ROCKPORT, Wash. – The same sturdy rubber raft that had floated through the Grand Canyon and down rivers in Alaska rolled easily down a Skagit River that was surging just a little from recent rains.
Guide Jon Turnbull knew just what angle to point the raft to ferry his passengers from one side to the other, to reach a point of interest on the eight miles between Marblemount and Rockport.
The rain sputtered on and off. Turnbull’s thermometer read 36 degrees. Those on the rafts reminded each other to “think warm thoughts.”
Still, the Nov. 16 trip beat another day in the office by a mile.
A lot of river experience was behind this trip. Guide Shane Turnbull – Jon’s older brother – operates Chinook Expeditions and claims on his website to have logged more than 100,000 river miles.
The trip’s primary guide was Dave Button of Pacific NW Float Trips. Shane Turnbull said Button was the first commercial rafter in the state, having started in the early 1970s.
That’s when bald eagle watching from the river took off and made commercial rafting viable year-round. The bald eagles come to the Skagit starting in November to feast on the carcasses of spawned-out salmon.
Button said he gets customers from all across the United States and from foreign countries. When the bald eagles that winter along the Upper Skagit are at their peak – in mid-December to early January – visitors can see hundreds of the birds on this particular stretch.
The guides noted that surprisingly few of the people on their trips are locals.

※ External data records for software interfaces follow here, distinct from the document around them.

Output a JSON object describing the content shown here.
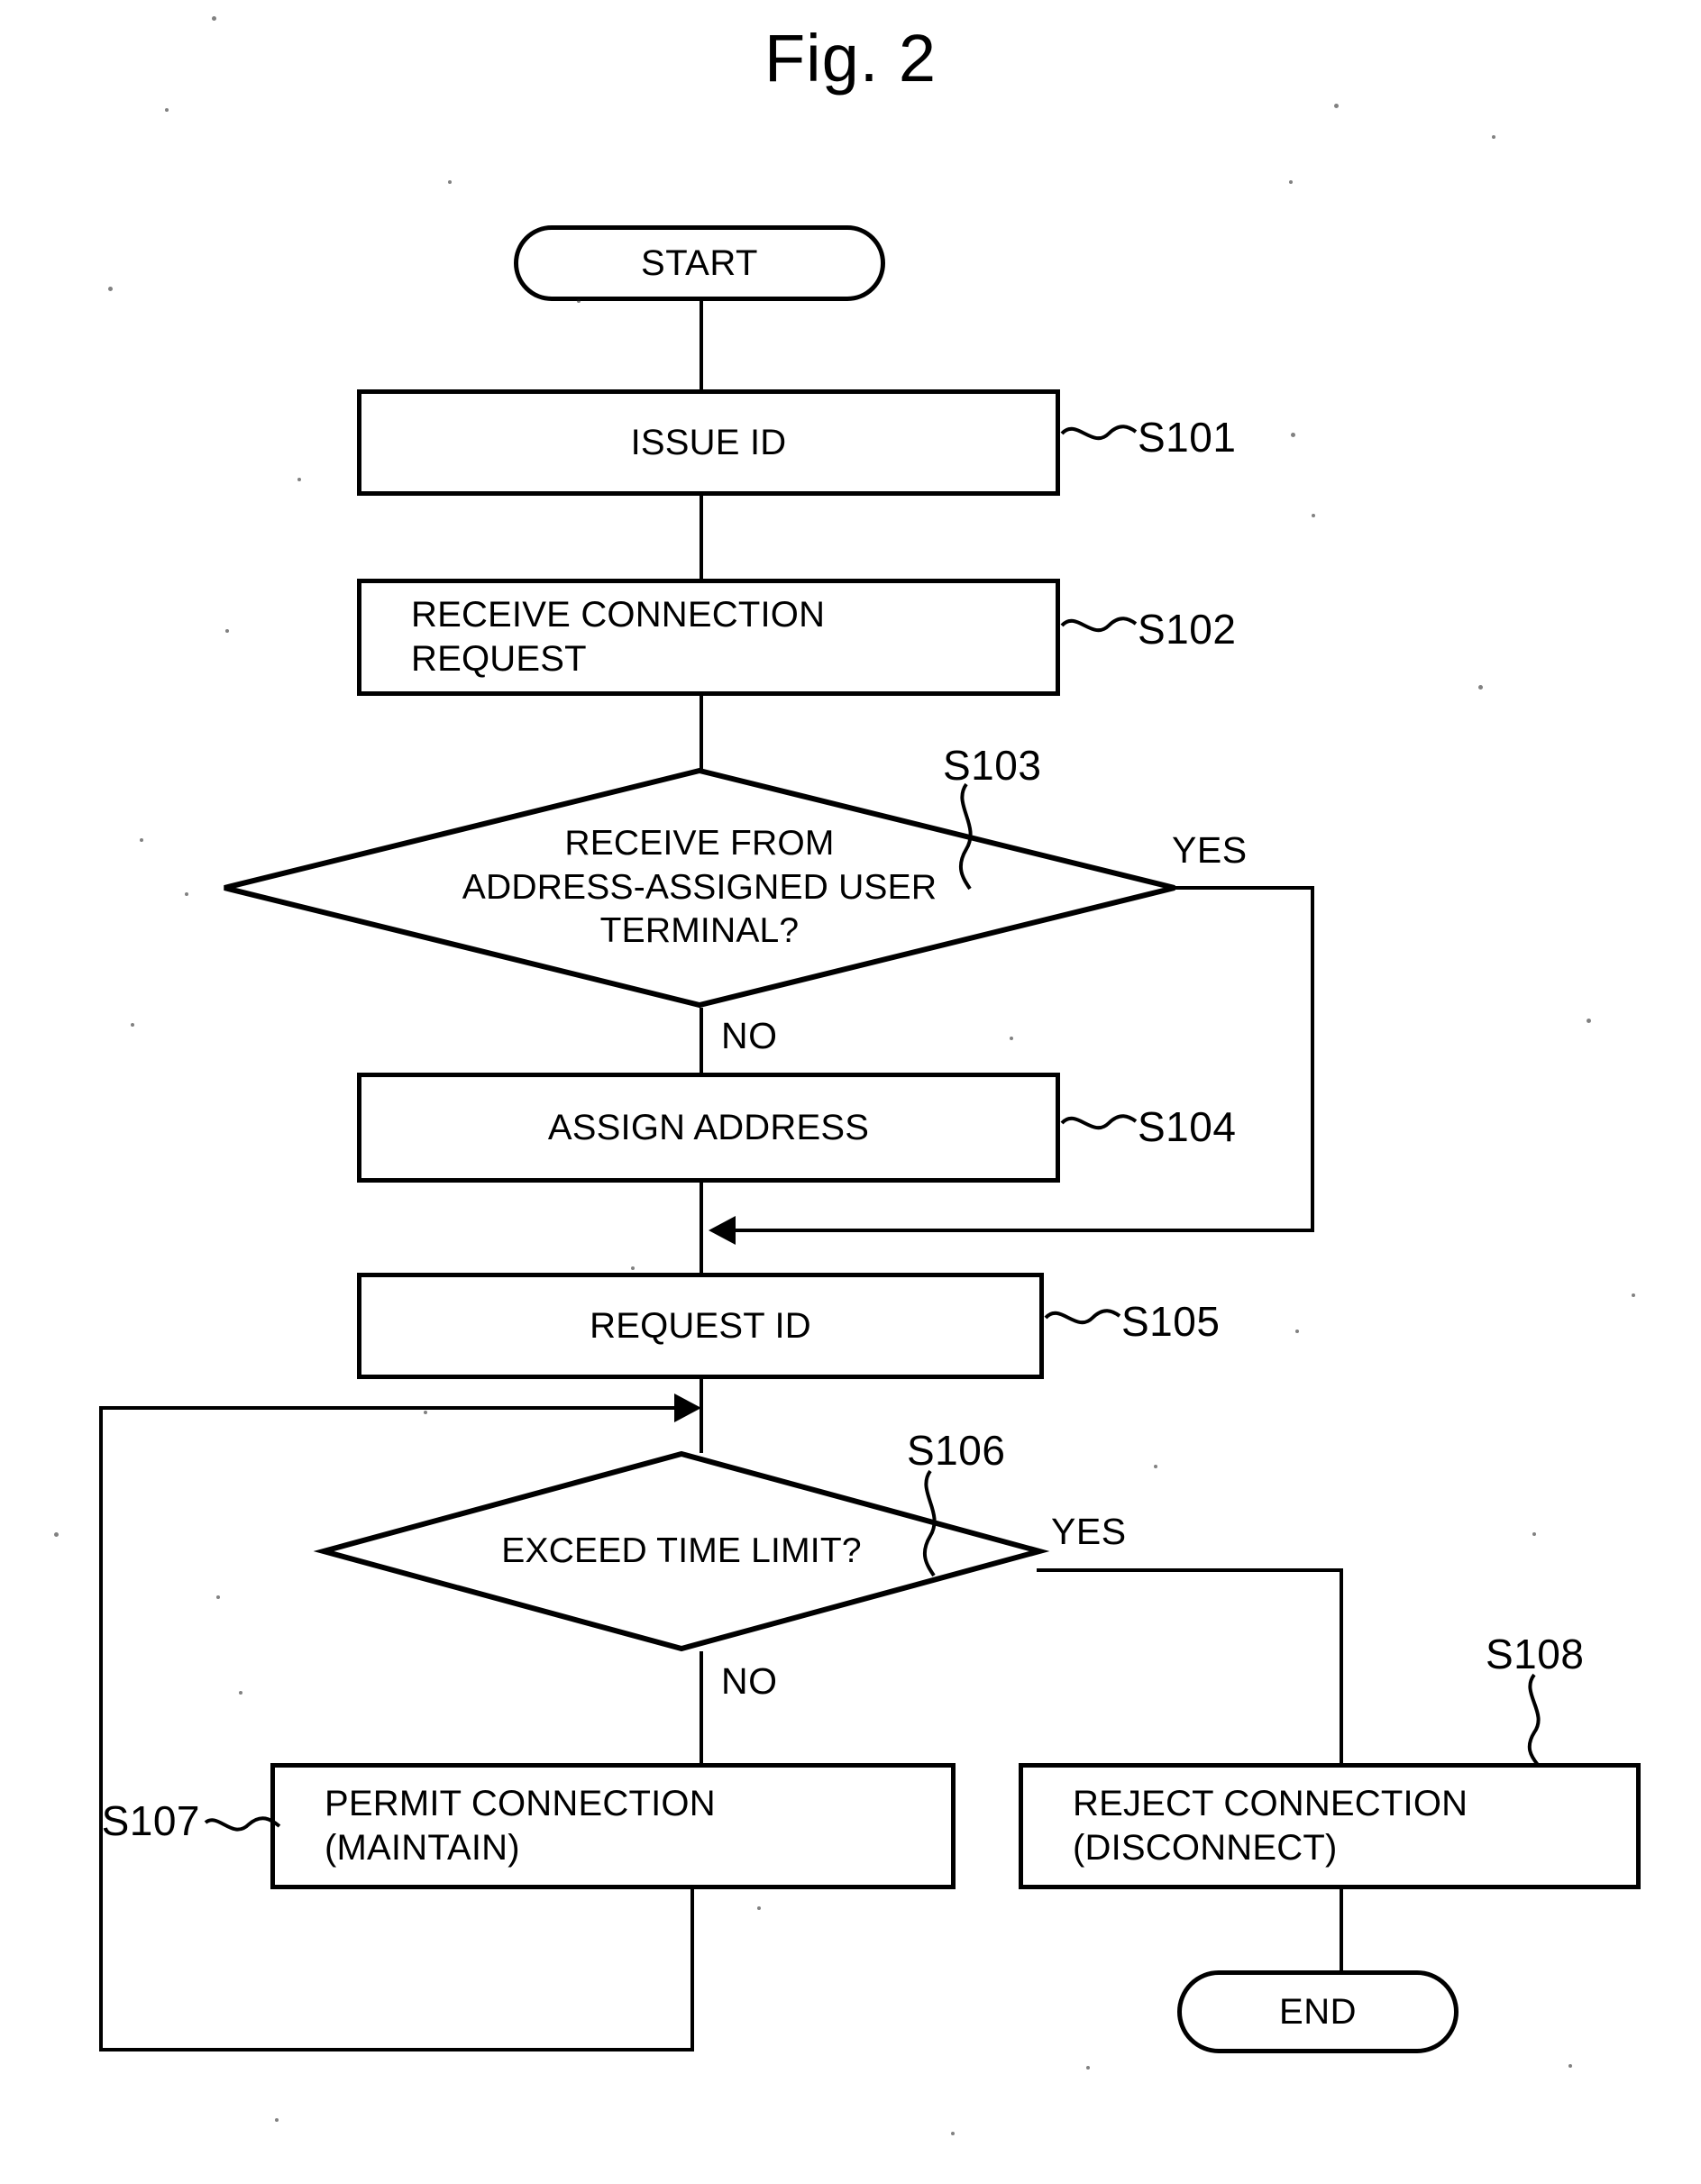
{
  "figure": {
    "title": "Fig. 2",
    "type": "flowchart"
  },
  "nodes": {
    "start": {
      "label": "START",
      "shape": "terminal"
    },
    "s101": {
      "label": "ISSUE ID",
      "shape": "process",
      "step": "S101"
    },
    "s102": {
      "label": "RECEIVE CONNECTION\nREQUEST",
      "shape": "process",
      "step": "S102"
    },
    "s103": {
      "label": "RECEIVE FROM\nADDRESS-ASSIGNED USER\nTERMINAL?",
      "shape": "decision",
      "step": "S103"
    },
    "s104": {
      "label": "ASSIGN ADDRESS",
      "shape": "process",
      "step": "S104"
    },
    "s105": {
      "label": "REQUEST ID",
      "shape": "process",
      "step": "S105"
    },
    "s106": {
      "label": "EXCEED TIME LIMIT?",
      "shape": "decision",
      "step": "S106"
    },
    "s107": {
      "label": "PERMIT CONNECTION\n(MAINTAIN)",
      "shape": "process",
      "step": "S107"
    },
    "s108": {
      "label": "REJECT CONNECTION\n(DISCONNECT)",
      "shape": "process",
      "step": "S108"
    },
    "end": {
      "label": "END",
      "shape": "terminal"
    }
  },
  "branch_labels": {
    "s103_yes": "YES",
    "s103_no": "NO",
    "s106_yes": "YES",
    "s106_no": "NO"
  },
  "edges": [
    {
      "from": "start",
      "to": "s101",
      "label": ""
    },
    {
      "from": "s101",
      "to": "s102",
      "label": ""
    },
    {
      "from": "s102",
      "to": "s103",
      "label": ""
    },
    {
      "from": "s103",
      "to": "s104",
      "label": "NO"
    },
    {
      "from": "s103",
      "to": "s105",
      "label": "YES"
    },
    {
      "from": "s104",
      "to": "s105",
      "label": ""
    },
    {
      "from": "s105",
      "to": "s106",
      "label": ""
    },
    {
      "from": "s106",
      "to": "s107",
      "label": "NO"
    },
    {
      "from": "s106",
      "to": "s108",
      "label": "YES"
    },
    {
      "from": "s107",
      "to": "s106",
      "label": ""
    },
    {
      "from": "s108",
      "to": "end",
      "label": ""
    }
  ],
  "colors": {
    "stroke": "#000000",
    "background": "#ffffff"
  }
}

Shane Turnbull kept saying the eagles were “skittery” about the rafts at this early point in their winter feeding season. They will eventually become more tolerant of the slow-moving rafts, he said.
The guides operate under a permit from the U.S. Forest Service that comes with certain restrictions. Boats may not launch before 11 a.m. between Dec. 26 and Feb. 26, and they may not beach onto gravel bars.
“We feel the guides do a good job of educating about the eagles and watching them, and doing so in a considerate and safe manner,” said Greta Movassaghi, a Forest Service natural resource specialist.
Shane Turnbull has an interest in seeing both the eagles and the salmon that attract them protected. It’s a business interest, to be sure, but it also comes more organically from a lifetime spent between Marblemount and Diablo.
“Every winter we see the rhythms of the fish and the eagle numbers correlated, and we also see the decline of the salmon overall,” Turnbull said.
The eagle has bounced back so that the bird has been taken off the endangered species list. Recent salmon runs up the Skagit have been larger than the years immediately before but still are part of a long-term decline in the population.
“We can’t just sit back and think that it’s good because it’s not,” Turnbull said.